Neither the growth rate of the chickens nor the rate of food consumption varied significantly among the three houses (Table 2). This was a surprising outcome given the significant reduction in lighting duration in the fluorescent-lit house during an extended overcast period when the solar system was unable to perform. Bird mortality was higher in the kerosene-lit house, but this was attributed to an outbreak of Gumboro disease, independent of the lighting choices.
In terms of operational energy expenses, LED lighting was by far the most cost-effective. On a per-cycle basis, the fluorescent and the LED systems increased net income by 15% compared to the kerosene system. Considering the initial cost of each of the lighting systems and assuming five production cycles per year, the LED system will pay for itself in 1.5 years while the fluorescent system will take 9.3 years. A higher number of cycles would decrease the pay back times proportionately.
The differential cost-effectiveness between the LED and fluorescent or kerosene systems would be even greater if the fluorescent system were upsized to provide the same light as the LED system. The same would hold true were the LED systems downsized, which is probably a more optimal approach given that the LED provided higher illuminance levels than are generally regarded as necessary (~20 lux during brooding, reduced to 1-5 lux after brooding).
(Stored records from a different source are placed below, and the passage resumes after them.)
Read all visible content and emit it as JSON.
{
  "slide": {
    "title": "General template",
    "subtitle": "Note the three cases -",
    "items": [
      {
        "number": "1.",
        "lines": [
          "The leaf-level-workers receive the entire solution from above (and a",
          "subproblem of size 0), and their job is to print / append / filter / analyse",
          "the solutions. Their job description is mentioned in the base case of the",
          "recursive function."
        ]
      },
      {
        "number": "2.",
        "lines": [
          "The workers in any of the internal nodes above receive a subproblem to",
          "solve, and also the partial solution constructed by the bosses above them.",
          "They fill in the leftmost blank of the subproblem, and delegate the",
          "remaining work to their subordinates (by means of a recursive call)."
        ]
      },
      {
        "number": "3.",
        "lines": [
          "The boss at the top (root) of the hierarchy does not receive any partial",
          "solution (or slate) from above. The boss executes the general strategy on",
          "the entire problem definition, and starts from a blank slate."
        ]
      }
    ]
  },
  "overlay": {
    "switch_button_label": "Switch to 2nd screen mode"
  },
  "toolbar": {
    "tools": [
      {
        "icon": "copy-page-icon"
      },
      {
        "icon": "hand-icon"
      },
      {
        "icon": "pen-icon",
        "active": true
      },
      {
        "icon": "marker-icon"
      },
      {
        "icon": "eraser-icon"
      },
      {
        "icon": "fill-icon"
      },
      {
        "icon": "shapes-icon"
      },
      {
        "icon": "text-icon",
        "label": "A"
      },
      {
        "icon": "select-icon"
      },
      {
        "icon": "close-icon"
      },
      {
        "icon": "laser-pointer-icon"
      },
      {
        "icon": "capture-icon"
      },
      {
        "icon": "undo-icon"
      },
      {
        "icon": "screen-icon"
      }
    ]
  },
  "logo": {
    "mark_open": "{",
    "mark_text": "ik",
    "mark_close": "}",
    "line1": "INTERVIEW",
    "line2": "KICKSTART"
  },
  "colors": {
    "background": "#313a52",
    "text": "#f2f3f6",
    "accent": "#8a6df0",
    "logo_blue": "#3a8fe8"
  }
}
Providing light with grid-independent fluorescent or LED systems is also far more economical than connecting to the electricity grid. The estimated grid-connection cost at this facility (which is located close to a nearby electricity distribution line) is 1.7 million Ksh (approx 21,250 USD), which is nearly six-times the cost of the fluorescent system and 35-times the cost of the LED system.
Less carbon dioxide In addition to cost savings, switching to the LED system avoids over one metric tonne of carbon dioxide emissions per house on an annual basis compared to kerosene. Our discovery that weight gain did not slow in the solar-fluorescent-lit house after it experienced extended lighting outages beginning on day 14 of the 35-day study suggests that conventional farming practices in Kenyan broiler operations may call for more hours of lighting than is needed to achieve the required yields. Practices in the industrialised world typically dictate fewer hours of illumination than provided by the LED configuration tested in this study, suggesting yet another way to trim energy use and lighting capital costs.
In addition to energy savings, multiple benefits of the LED system compared to the other lighting approaches were identified in the Kenya experiment:
1. Unlike the fluorescent system, the low-voltage LED system did not require a skilled electrician for installation or maintenance, and due to their modular design can be more easily tailored to varying scales of production.
2. Throughout the growing cycle the caretaker was readily able to reposition the lights based on the desirable placement, unlike the permanently fixed fluorescent lamps.
3. In comparison to the other lighting systems, the caretaker of the kerosene-lit house had to devote more time to obtaining fuel, preparing the kerosene lanterns, and cleaning the accumulated soot from the glass chimneys on a daily basis.
4. As a result of an undersized solar-wind fluorescent system and 15 days of minimal sun, the duration of light output in the fluorescent-lit house was reduced by nearly 40% compared to the duration intended. Under the same solar conditions, the LED system, on the other hand, never failed prematurely and provided the intended duration of light output consistently throughout the entire cycle, as did the kerosene lanterns, which were simply refilled when necessary.
5. Because they experienced more uniform lighting distribution than the houses lit by the other light sources, the chickens in the LED-lit house distributed themselves more evenly during feeding, reducing stress among the birds.